We all get flash flood warnings on our cell phones, but some neighbors on the west side want alerts for releases from the Barker and Addicks Reservoirs.

"It just is overwhelming," said Randy Jones, who has called Nottingham Forest home for the last 16 years.

This is the first time the majority of the homes in the neighborhood took on water.

"Most of us went to bed not knowing they were going to change that schedule," said Jones.

The water didn't come from the sky. It came from the Barker and Addicks reservoirs in the middle of the night.

"In this case we had no time to react," said Jones.

He was lucky, water came close, but didn't come in. For 12 days, he was flooded in, 10 without power.

"Why can't we just have a type of emergency alert like an Amber Alert, we have those all the time, so why can't we do this?" said Greg Travis, Houston City Council District G.

Travis wants an automatic cell phone alert, so no one is surprised.

"It would have woken people up like those Amber Alerts do. They come on very loud and they would have told you get up, get out, take a look at this," said Travis.

"It would work, we all have cell phones today," said Jones.

Jones knows it wouldn't have stopped the water, but he says it could have minimized the damage.

"Any warning system that can broadcast across the board would certainly be better than nothing at all," said Jones.

Alerts can be sent out now, but they have to be 90 characters according to the FCC. County leaders we spoke to say they're fighting for more freedom, but the restrictions were too limited to send out alerts on the reservoir releases during Harvey.

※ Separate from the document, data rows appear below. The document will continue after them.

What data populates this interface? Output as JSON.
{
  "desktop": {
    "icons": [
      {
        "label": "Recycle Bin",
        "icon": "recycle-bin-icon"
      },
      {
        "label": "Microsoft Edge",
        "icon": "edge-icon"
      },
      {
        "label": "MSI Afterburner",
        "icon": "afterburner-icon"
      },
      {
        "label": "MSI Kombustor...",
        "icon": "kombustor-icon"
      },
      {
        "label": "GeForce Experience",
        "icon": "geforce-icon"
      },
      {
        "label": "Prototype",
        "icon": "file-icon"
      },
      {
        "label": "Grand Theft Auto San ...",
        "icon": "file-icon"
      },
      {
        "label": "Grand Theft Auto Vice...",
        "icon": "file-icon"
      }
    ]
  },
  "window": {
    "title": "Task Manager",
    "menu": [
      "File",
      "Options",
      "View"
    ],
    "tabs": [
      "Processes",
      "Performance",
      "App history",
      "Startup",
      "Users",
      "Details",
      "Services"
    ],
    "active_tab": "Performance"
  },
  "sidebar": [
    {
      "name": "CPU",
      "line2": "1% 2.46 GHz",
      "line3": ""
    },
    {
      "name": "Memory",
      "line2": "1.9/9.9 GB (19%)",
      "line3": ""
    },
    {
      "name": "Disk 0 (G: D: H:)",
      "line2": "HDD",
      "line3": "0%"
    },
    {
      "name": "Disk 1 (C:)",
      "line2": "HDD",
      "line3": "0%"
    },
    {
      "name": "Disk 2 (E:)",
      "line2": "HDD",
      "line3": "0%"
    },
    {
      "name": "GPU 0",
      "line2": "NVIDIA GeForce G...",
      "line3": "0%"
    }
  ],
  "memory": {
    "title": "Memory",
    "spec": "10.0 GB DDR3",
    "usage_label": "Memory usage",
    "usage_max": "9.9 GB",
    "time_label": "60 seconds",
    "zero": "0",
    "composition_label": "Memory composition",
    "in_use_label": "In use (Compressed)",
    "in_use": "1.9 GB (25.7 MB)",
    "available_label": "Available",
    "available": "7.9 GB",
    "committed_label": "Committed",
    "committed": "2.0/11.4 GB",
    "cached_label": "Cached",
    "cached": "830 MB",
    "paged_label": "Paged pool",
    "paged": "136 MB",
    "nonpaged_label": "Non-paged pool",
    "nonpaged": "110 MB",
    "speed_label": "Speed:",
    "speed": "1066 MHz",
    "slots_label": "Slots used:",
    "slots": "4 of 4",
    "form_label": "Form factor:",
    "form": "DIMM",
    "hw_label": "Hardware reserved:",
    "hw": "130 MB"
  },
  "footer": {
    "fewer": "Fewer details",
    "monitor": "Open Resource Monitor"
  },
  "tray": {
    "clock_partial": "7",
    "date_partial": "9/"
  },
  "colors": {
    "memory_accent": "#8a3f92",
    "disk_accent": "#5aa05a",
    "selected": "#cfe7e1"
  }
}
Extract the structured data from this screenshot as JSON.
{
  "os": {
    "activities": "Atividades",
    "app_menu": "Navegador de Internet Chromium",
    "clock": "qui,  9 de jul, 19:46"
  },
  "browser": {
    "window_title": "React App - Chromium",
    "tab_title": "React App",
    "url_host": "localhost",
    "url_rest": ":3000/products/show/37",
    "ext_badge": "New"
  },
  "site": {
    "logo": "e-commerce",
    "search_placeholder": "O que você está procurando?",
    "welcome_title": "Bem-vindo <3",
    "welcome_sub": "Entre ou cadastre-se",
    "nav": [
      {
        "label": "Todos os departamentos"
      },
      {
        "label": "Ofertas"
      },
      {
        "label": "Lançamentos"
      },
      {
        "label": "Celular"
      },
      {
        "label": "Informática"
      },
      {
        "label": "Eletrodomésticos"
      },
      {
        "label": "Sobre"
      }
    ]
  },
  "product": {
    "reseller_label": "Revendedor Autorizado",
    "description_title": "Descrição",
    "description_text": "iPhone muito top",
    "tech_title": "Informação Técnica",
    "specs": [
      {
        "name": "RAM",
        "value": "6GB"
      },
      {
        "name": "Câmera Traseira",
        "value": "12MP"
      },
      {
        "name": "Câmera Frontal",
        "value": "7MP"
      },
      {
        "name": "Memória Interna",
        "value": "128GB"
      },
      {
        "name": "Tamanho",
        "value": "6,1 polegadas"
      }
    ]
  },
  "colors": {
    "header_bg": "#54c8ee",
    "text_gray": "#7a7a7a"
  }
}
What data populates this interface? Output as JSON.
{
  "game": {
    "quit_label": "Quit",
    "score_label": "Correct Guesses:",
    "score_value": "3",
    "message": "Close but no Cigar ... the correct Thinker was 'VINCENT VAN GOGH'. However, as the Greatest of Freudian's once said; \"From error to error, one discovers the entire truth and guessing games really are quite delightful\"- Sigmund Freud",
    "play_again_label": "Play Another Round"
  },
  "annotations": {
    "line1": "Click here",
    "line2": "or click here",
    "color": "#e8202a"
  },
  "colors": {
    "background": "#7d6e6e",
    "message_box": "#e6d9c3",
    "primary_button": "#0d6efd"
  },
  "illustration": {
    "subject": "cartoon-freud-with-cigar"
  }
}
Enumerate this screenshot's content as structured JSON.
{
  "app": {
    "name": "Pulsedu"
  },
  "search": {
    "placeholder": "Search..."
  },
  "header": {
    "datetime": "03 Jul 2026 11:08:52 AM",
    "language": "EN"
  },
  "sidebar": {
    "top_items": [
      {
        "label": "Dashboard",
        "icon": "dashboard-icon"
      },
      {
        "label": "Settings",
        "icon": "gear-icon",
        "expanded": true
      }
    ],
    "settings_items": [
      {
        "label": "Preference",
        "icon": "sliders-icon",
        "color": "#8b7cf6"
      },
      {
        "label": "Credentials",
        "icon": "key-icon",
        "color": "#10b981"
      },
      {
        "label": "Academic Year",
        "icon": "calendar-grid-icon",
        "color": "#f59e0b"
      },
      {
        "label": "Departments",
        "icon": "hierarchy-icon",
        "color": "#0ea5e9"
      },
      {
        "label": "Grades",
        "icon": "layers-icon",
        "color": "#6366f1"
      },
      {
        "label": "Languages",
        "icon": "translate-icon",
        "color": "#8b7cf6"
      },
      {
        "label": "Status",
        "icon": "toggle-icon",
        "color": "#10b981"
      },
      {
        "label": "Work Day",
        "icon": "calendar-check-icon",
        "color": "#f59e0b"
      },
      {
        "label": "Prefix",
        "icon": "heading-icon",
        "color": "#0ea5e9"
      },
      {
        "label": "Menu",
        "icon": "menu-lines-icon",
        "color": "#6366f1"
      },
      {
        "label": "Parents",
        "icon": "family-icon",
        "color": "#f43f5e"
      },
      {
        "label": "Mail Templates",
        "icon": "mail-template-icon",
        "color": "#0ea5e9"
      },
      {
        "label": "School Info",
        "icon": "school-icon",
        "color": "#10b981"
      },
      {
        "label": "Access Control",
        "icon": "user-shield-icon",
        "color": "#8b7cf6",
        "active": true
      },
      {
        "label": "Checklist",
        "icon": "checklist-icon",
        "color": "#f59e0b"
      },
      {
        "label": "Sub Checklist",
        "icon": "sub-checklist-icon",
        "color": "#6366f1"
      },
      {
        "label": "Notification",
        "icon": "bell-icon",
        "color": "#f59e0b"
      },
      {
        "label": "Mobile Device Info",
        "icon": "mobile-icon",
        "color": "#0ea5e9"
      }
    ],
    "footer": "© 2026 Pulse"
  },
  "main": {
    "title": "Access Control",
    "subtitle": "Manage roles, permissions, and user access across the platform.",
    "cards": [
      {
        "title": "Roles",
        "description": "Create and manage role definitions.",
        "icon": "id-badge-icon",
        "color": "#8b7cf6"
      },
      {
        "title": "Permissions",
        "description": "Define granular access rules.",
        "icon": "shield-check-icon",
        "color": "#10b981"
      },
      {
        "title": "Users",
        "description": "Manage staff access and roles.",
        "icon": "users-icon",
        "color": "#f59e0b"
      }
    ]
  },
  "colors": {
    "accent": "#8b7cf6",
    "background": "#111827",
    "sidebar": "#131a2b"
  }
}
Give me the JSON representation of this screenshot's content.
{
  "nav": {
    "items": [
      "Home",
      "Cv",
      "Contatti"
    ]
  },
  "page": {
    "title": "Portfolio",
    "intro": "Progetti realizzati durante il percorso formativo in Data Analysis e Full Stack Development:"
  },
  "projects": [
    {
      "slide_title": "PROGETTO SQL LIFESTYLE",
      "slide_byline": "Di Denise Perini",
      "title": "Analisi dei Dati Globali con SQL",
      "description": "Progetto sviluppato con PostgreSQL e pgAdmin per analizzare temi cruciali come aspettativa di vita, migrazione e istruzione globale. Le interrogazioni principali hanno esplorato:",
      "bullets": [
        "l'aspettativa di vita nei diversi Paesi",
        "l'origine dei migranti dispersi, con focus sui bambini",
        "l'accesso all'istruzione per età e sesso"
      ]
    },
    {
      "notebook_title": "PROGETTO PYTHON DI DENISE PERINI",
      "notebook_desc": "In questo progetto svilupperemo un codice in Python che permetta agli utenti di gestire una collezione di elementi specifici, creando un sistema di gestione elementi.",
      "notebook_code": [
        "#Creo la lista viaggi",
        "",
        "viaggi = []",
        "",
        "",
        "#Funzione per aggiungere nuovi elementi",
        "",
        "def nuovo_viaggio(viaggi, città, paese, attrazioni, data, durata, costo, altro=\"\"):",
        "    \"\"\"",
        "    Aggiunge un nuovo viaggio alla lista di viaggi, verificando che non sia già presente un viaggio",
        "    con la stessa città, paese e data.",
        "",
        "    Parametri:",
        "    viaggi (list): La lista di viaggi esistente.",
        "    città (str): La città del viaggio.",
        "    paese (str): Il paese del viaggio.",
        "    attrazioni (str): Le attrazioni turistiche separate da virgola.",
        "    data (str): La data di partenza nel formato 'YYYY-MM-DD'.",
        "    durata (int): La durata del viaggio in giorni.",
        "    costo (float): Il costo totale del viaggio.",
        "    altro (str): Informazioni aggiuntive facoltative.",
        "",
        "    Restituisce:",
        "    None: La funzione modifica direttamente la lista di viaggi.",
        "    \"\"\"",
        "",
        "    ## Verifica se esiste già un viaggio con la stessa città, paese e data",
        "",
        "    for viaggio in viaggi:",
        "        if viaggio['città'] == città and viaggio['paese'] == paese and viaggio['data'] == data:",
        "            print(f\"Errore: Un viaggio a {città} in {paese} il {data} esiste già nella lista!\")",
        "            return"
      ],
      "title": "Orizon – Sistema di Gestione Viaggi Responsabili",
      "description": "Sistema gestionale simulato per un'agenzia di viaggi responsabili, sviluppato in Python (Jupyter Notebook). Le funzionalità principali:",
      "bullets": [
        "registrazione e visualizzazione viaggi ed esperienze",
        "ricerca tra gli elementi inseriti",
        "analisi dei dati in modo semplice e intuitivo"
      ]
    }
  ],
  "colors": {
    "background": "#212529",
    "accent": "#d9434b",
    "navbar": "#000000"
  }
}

Officials expect the alerts to be expanded to a longer form of 360 characters, but it could take a year and a half before the changes at the federal level reach Houston.